Making the science of trauma and dissociation more accessible
This site aims to fill a void of comprehensive yet accessible resources pertaining to trauma and dissociation. It serves to promote awareness and understanding of a variety of topics related to dissociative identity disorder, other dissociative disorders, trauma, and trauma's effects. It achieves this by presenting current research and validated sources to the general public in a more easily understandable form. A secondary aim of this website is to promote connecting dissociative trauma survivors to research studies in order to contribute to scientific progress on these subjects.

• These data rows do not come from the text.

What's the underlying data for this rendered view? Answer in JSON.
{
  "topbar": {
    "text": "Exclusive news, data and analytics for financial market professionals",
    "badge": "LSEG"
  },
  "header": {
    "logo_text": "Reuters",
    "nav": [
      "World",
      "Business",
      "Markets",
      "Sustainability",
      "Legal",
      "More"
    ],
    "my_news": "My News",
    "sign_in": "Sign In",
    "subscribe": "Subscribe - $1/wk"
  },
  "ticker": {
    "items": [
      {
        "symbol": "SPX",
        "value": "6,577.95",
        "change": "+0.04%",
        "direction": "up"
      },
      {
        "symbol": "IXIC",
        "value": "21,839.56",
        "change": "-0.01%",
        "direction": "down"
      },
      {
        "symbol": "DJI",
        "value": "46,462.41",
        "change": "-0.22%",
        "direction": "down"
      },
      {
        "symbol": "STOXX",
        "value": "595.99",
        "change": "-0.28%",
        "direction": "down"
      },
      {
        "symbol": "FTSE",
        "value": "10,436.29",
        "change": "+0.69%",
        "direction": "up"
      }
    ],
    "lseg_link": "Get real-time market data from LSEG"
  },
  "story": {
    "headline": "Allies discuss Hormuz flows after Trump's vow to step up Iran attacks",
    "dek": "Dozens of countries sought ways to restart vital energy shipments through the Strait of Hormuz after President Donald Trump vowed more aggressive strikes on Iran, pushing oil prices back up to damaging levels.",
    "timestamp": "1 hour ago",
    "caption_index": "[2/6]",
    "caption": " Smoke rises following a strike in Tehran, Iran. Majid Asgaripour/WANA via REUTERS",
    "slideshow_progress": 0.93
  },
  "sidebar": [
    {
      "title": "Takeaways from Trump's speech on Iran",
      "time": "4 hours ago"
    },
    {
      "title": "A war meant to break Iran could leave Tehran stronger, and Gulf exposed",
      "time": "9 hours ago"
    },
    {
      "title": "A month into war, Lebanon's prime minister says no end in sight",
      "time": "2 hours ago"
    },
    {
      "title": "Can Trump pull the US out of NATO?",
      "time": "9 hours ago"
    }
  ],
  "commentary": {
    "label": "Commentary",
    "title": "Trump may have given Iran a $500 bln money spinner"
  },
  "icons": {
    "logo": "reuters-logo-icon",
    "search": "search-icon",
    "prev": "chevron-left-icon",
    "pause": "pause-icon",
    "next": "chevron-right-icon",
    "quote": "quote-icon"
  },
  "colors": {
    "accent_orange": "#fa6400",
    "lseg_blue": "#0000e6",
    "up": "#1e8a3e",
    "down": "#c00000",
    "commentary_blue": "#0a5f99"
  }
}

Dissociation is a disconnection between one’s conscious awareness and aspects of one’s environment, experiences, or perceptions. Dissociation is very common, so much so that some claim that it is the third most common mental health symptom. Individuals can experience dissociation for many reasons. Causes or triggers can vary from temporary stress to clinical anxiety to chronic childhood trauma. In some cases, dissociation can serve as a coping mechanism and buffer individuals from overwhelming life circumstances. However, when dissociation is severe or long lasting, it can be disabling.
The Diagnostic and Statistical Manual (DSM-5) includes five dissociative disorders. These are dissociative identity disorder (DID), dissociative amnesia (DA), depersonalization/derealization disorder (DPDR), other specified dissociative disorder (OSDD), and unspecified dissociative disorder (UDD). However, these are not the only conditions in which dissociation plays a prominent role. Somatic symptom disorder, conversion disorder, trauma-and-stressor-related disorders, and borderline personality disorder can also be conceptualized as primarily or often dissociative in nature. Additionally, dissociation has been found in many individuals with anxiety disorders, mood disorders, eating disorders, schizophrenia spectrum disorders, and obsessive-compulsive disorders.
Despite this, dissociation is poorly known and poorly understood. Neither the general public nor most mental health practitioners know much about dissociation, how to recognize it, or how to treat it. As a result, many individuals with clinical dissociation or dissociative disorders suffer in silence.
Out of all of the dissociative disorders, DID is perhaps the best known and yet the most poorly understood. Previously known as multiple personality disorder, DID is plagued by myths and misconceptions that are spread by the media, general public, and professionals alike. Though a wealth of evidence supports that the disorder results from repeated childhood trauma, DID is frequently portrayed as the result of fantasy, the need to repress socially unacceptable desires, a single moderately traumatic childhood experience, or adult trauma.Though DID is in no way related to schizophrenia or bipolar disorder, the media consistently confuses these conditions. Focus is always aimed at the most unique aspect of dissociative identity disorder, the numerous alternate personalities that it results in, but attention is rarely given to symptoms of derealization and depersonalization, to co-morbid posttraumatic stress disorder or depression, or to the intense feelings of denial, shame, betrayal, and isolation that are so common among survivors. Time loss is a well known symptom of DID, but passive influence is not. Doubt in the disorder is treated like a personal position on the validity of a myth instead of a sign of pervasive ignorance that emphasizes the need for current research to be more widely shared and understood.